With the recent selection of Betsy De Vos as secretary of education, there was much weeping and gnashing of teeth about the effects on public education. As a staunch advocate of private and charter schools, Ms. De Vos frightened many people who believed that she would promote those sorts of choices to the detriment of public schools.
The debate made me consider what I think is an important question: What exactly is the purpose of schools? I teach in a private school, and my wife has home-schooled all of our children through at least the elementary years, so I am very familiar with the debate over these forms of education.
One frequent concern expressed is that public schools will suffer when the “best” kids, those from middle-class homes with on-level skills and stable home lives, are removed from them. On the one hand, I understand the concerns; as a teacher myself, I certainly appreciate when I get students who are motivated and equipped. I know the value of having some bright students to “raise the bar” in a classroom.
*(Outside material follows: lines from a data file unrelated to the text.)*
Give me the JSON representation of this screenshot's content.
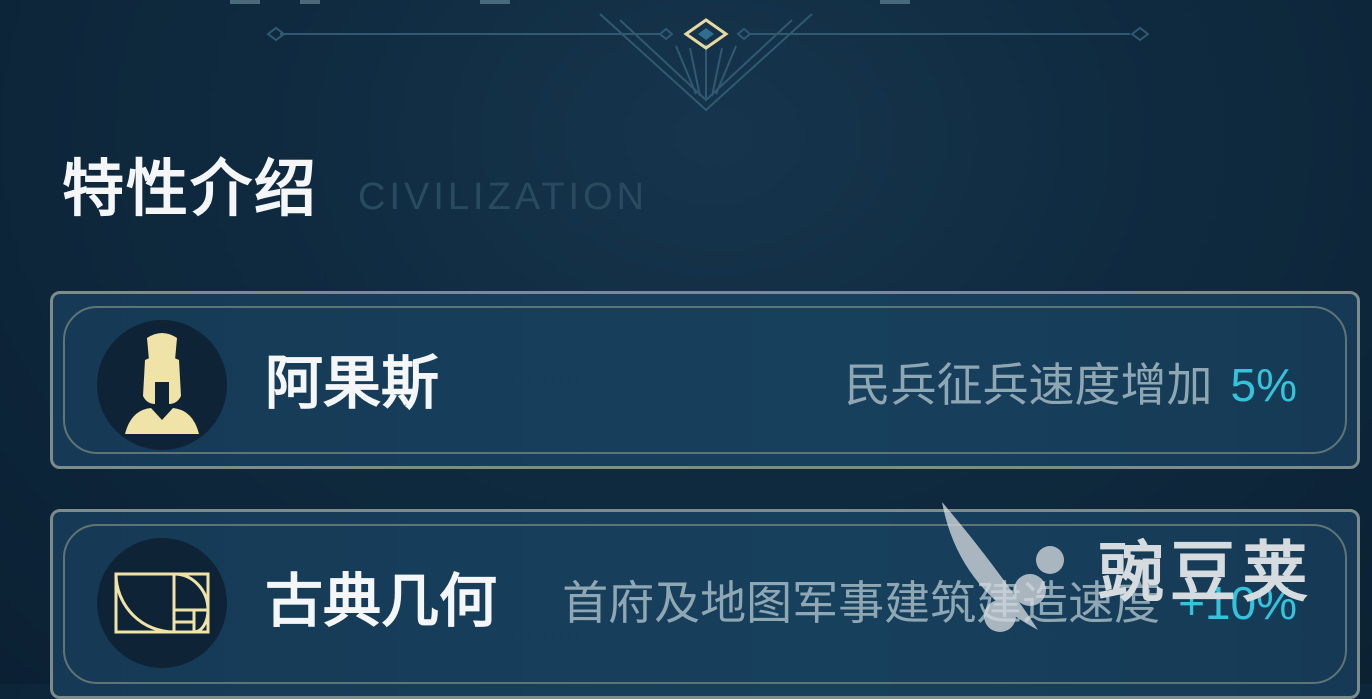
{
  "section": {
    "title": "特性介绍",
    "subtitle": "CIVILIZATION"
  },
  "traits": [
    {
      "name": "阿果斯",
      "description": "民兵征兵速度增加",
      "value": "5%",
      "icon": "spartan-helmet-icon"
    },
    {
      "name": "古典几何",
      "description": "首府及地图军事建筑建造速度",
      "value": "+10%",
      "icon": "golden-spiral-icon"
    }
  ],
  "watermark": {
    "text": "豌豆荚"
  },
  "colors": {
    "background": "#0f2a3f",
    "accent_value": "#34c3db",
    "icon_gold": "#f0e3a8",
    "border": "#7d8c8a"
  }
}
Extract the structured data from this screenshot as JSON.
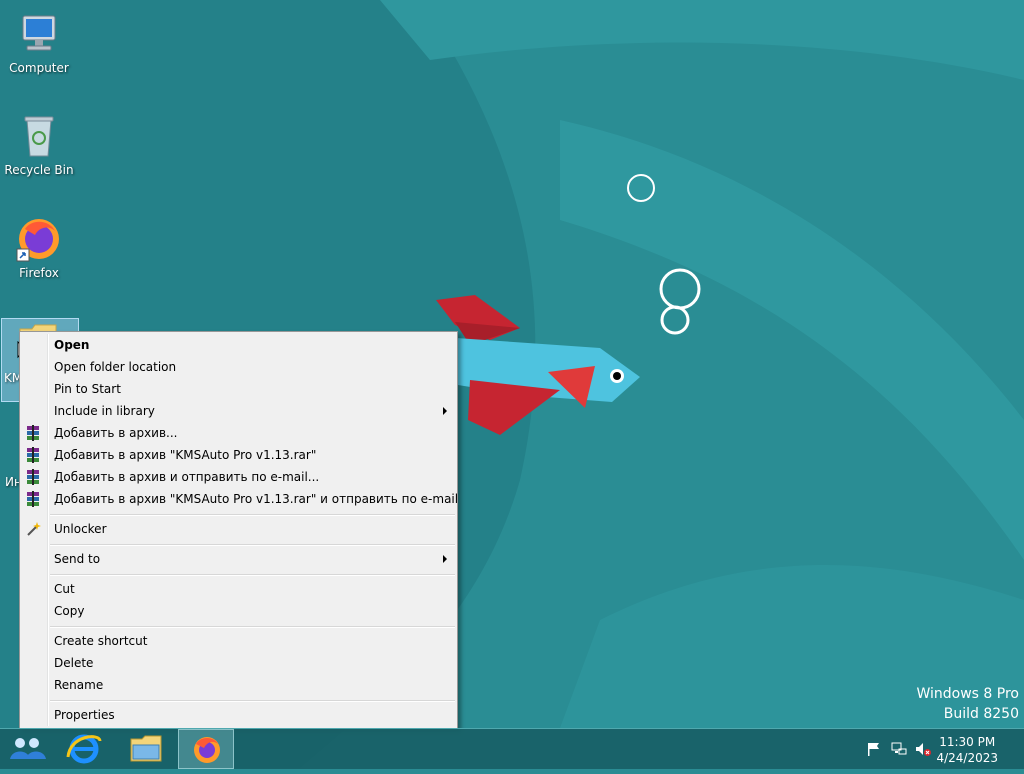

As I thought about this more deeply, though, I came to see that those who make this argument are putting the cart before the horse. The party that ought to be most important, the one that stands to gain or lose the most from parental choices, is not the school system but the individual child. When we make decisions that will benefit the organization over the individual, we are moving into dangerous waters that are deeply un-American.
I recently read a fascinating book called “Modern Fascism: The Threat to the Judeo-Christian Worldview” by Gene Edward Veith. His contention is that “fascism” has become an epithet we throw around to insult anyone we dislike, but that most of us have no idea what it really means. One distinct value of the fascists was that the state took precedence over the individual. Hence, when we make decisions to protect (or sustain) a poor public school system by giving students no other alternative, I would argue that we are not too far from that ideology.
We don’t exist to serve the public school system; it exists to serve us. If parents believe that it does not do so effectively, then perhaps they should be able to opt out, even if those parents are poor and can’t afford a pricey private school.
I recommend the book. As we consider Ms. De Vos’s efforts, let’s remember that our primary education goal ought to be giving all our children the opportunity to pursue their dreams, not sustaining a particular system.
Andrew H. Jobson